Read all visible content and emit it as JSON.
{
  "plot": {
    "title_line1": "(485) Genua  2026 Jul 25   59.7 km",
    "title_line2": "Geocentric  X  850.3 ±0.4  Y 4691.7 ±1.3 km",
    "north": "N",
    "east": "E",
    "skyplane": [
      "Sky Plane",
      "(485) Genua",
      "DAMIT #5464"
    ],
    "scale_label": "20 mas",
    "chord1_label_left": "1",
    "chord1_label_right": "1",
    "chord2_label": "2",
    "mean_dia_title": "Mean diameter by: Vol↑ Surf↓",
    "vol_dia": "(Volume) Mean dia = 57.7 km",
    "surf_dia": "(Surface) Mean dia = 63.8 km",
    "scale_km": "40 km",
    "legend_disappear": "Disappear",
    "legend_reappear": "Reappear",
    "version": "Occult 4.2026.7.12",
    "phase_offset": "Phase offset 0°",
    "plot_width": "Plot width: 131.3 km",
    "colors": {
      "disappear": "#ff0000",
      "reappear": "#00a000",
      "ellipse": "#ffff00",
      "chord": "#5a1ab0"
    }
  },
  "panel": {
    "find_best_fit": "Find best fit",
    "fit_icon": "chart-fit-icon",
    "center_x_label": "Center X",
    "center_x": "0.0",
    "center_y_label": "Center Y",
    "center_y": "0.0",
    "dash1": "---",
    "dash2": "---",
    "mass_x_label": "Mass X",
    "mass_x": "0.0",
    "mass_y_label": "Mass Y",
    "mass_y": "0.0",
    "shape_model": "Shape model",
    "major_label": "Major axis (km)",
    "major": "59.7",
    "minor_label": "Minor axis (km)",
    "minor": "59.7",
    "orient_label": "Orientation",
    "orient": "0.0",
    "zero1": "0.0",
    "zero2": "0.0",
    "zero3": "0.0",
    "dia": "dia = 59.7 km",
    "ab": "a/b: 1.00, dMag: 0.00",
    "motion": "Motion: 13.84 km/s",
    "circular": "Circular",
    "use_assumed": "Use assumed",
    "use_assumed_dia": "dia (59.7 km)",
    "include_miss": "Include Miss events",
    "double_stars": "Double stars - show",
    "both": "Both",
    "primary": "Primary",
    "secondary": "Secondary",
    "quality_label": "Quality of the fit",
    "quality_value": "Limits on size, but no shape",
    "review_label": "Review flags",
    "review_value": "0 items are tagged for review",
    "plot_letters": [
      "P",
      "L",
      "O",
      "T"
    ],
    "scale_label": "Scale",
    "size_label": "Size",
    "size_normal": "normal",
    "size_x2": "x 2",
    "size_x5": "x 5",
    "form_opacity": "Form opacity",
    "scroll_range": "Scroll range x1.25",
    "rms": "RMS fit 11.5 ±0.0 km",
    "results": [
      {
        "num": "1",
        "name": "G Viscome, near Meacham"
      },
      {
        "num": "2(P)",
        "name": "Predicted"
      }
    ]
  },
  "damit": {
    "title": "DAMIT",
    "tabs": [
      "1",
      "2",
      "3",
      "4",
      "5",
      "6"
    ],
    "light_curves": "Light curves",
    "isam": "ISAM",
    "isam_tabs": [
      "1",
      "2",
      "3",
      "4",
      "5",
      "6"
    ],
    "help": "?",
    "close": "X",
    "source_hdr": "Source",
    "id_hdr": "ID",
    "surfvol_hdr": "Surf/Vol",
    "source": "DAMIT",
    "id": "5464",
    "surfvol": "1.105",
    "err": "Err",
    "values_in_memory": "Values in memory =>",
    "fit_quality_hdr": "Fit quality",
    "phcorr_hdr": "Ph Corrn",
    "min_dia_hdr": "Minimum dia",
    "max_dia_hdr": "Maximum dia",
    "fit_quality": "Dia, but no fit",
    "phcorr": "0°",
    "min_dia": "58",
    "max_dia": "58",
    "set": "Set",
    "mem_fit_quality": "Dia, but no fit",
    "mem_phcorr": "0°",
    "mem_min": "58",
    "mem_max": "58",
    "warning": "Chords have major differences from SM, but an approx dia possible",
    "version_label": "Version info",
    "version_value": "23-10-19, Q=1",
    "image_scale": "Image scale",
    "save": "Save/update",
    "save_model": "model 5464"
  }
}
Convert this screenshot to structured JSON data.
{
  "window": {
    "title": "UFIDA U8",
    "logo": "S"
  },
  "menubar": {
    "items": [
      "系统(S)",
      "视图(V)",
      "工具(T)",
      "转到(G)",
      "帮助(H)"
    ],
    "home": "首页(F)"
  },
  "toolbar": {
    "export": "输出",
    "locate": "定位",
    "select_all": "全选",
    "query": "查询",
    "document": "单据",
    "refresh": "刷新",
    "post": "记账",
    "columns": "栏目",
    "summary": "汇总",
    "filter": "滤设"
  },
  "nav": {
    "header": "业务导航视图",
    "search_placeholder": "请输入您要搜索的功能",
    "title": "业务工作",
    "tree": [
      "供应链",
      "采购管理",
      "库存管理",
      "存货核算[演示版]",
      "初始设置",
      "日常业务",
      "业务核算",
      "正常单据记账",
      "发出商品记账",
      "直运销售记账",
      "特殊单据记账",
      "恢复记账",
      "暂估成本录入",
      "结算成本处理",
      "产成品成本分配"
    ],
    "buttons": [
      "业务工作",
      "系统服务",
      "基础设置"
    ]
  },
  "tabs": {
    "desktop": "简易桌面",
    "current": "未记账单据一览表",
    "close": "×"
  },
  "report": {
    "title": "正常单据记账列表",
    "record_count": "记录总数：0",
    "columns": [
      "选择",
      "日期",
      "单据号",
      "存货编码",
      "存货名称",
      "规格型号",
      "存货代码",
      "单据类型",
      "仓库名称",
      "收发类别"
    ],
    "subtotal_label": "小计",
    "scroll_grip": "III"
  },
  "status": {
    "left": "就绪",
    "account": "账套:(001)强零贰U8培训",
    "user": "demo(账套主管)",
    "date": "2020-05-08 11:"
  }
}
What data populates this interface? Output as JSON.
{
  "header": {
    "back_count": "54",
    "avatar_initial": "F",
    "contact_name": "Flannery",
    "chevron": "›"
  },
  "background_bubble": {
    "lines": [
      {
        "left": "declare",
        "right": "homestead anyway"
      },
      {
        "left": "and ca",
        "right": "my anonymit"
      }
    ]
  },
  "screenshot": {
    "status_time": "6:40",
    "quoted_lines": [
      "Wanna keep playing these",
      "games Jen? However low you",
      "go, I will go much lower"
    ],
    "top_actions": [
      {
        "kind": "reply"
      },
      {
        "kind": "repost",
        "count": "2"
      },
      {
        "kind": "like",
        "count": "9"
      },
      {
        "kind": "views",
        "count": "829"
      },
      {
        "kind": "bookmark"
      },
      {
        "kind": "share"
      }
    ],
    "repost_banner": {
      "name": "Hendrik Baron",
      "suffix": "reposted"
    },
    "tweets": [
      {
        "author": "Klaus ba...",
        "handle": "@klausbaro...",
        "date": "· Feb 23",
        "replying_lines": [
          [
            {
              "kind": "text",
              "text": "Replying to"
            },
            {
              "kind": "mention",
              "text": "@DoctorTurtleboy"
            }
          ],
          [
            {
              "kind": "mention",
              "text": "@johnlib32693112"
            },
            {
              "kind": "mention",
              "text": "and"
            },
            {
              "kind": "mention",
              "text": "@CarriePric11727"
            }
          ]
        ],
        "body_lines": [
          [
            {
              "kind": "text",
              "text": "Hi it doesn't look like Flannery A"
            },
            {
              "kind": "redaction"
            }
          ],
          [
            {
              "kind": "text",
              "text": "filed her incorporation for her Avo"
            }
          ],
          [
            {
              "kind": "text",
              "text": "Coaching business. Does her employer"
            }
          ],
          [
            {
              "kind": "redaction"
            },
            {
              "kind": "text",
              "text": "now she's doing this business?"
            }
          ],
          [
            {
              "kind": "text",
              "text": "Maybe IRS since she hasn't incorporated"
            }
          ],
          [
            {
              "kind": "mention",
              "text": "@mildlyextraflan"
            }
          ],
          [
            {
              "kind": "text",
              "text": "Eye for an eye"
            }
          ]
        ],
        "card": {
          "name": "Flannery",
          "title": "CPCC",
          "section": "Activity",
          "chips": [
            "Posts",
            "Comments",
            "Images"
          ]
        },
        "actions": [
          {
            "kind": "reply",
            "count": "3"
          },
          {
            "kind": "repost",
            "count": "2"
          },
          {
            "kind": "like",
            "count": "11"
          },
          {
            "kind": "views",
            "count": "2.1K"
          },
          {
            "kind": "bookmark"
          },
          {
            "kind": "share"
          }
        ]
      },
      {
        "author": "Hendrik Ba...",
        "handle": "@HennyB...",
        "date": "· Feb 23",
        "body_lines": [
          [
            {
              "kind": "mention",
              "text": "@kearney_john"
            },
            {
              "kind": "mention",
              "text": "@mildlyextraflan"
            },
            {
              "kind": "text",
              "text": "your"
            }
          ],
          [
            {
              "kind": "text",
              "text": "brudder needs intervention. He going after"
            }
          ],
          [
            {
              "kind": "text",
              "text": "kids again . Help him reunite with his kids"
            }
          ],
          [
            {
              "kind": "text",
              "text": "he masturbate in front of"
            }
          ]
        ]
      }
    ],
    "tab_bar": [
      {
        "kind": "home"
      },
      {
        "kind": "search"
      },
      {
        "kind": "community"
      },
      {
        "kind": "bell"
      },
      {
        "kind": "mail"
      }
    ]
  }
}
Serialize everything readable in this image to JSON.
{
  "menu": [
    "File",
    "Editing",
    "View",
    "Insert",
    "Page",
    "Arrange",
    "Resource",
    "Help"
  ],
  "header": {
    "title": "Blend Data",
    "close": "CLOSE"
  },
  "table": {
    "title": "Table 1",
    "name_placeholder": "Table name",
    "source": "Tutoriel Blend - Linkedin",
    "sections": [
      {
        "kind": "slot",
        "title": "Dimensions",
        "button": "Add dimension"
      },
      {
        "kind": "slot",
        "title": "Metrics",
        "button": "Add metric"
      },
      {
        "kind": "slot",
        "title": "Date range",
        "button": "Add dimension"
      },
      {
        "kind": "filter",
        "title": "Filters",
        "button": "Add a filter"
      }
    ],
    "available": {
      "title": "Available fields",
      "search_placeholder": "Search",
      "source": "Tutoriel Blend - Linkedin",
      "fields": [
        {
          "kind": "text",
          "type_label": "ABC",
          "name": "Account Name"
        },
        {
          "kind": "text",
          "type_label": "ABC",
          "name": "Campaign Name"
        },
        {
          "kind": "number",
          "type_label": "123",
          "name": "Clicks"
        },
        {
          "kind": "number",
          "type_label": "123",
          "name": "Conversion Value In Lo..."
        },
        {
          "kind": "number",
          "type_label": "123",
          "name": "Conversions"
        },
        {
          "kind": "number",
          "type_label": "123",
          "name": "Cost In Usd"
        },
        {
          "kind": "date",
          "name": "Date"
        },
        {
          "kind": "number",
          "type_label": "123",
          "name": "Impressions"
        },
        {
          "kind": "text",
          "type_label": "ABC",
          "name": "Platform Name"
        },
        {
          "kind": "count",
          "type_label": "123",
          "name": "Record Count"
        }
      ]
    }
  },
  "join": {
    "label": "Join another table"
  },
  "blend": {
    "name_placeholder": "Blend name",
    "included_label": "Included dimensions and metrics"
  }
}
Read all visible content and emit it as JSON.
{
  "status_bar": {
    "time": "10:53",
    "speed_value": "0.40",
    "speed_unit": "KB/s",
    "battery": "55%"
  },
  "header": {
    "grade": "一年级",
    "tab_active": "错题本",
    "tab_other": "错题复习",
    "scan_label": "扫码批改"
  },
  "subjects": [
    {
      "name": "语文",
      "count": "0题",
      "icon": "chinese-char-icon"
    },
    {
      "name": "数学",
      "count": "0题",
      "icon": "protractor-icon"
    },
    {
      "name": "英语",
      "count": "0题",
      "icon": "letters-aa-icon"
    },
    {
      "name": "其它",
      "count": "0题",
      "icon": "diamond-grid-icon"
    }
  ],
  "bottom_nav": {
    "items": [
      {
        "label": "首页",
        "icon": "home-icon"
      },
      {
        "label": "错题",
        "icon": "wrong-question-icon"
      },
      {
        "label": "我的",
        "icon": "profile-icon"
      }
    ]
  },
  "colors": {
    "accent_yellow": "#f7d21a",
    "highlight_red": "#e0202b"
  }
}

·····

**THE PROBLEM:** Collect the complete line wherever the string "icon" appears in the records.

**FINISHED TASK:**
    "fit_icon": "chart-fit-icon",
      "icon": "chinese-char-icon"
      "icon": "protractor-icon"
      "icon": "letters-aa-icon"
      "icon": "diamond-grid-icon"
        "icon": "home-icon"
        "icon": "wrong-question-icon"
        "icon": "profile-icon"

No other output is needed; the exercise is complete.